Dataset entries:
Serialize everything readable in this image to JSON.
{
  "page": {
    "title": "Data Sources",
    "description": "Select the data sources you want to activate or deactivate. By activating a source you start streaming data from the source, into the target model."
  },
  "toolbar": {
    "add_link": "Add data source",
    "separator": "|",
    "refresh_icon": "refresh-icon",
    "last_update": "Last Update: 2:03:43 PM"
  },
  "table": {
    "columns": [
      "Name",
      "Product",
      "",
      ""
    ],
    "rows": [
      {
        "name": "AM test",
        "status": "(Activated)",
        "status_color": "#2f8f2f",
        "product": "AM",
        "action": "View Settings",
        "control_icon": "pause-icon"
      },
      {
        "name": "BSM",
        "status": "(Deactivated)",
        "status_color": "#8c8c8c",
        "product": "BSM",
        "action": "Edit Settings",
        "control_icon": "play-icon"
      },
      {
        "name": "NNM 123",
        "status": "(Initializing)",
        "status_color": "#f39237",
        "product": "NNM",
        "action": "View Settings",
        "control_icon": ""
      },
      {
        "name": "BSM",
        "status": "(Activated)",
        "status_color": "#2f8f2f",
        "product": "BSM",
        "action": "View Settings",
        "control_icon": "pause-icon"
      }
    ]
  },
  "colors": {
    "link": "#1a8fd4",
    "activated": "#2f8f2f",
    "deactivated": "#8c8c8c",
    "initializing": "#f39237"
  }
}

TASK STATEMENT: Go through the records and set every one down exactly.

RESPONSE AREA:
Serialize everything readable in this image to JSON.
{
  "page": {
    "title": "Data Sources",
    "description": "Select the data sources you want to activate or deactivate. By activating a source you start streaming data from the source, into the target model."
  },
  "toolbar": {
    "add_link": "Add data source",
    "separator": "|",
    "refresh_icon": "refresh-icon",
    "last_update": "Last Update: 2:03:43 PM"
  },
  "table": {
    "columns": [
      "Name",
      "Product",
      "",
      ""
    ],
    "rows": [
      {
        "name": "AM test",
        "status": "(Activated)",
        "status_color": "#2f8f2f",
        "product": "AM",
        "action": "View Settings",
        "control_icon": "pause-icon"
      },
      {
        "name": "BSM",
        "status": "(Deactivated)",
        "status_color": "#8c8c8c",
        "product": "BSM",
        "action": "Edit Settings",
        "control_icon": "play-icon"
      },
      {
        "name": "NNM 123",
        "status": "(Initializing)",
        "status_color": "#f39237",
        "product": "NNM",
        "action": "View Settings",
        "control_icon": ""
      },
      {
        "name": "BSM",
        "status": "(Activated)",
        "status_color": "#2f8f2f",
        "product": "BSM",
        "action": "View Settings",
        "control_icon": "pause-icon"
      }
    ]
  },
  "colors": {
    "link": "#1a8fd4",
    "activated": "#2f8f2f",
    "deactivated": "#8c8c8c",
    "initializing": "#f39237"
  }
}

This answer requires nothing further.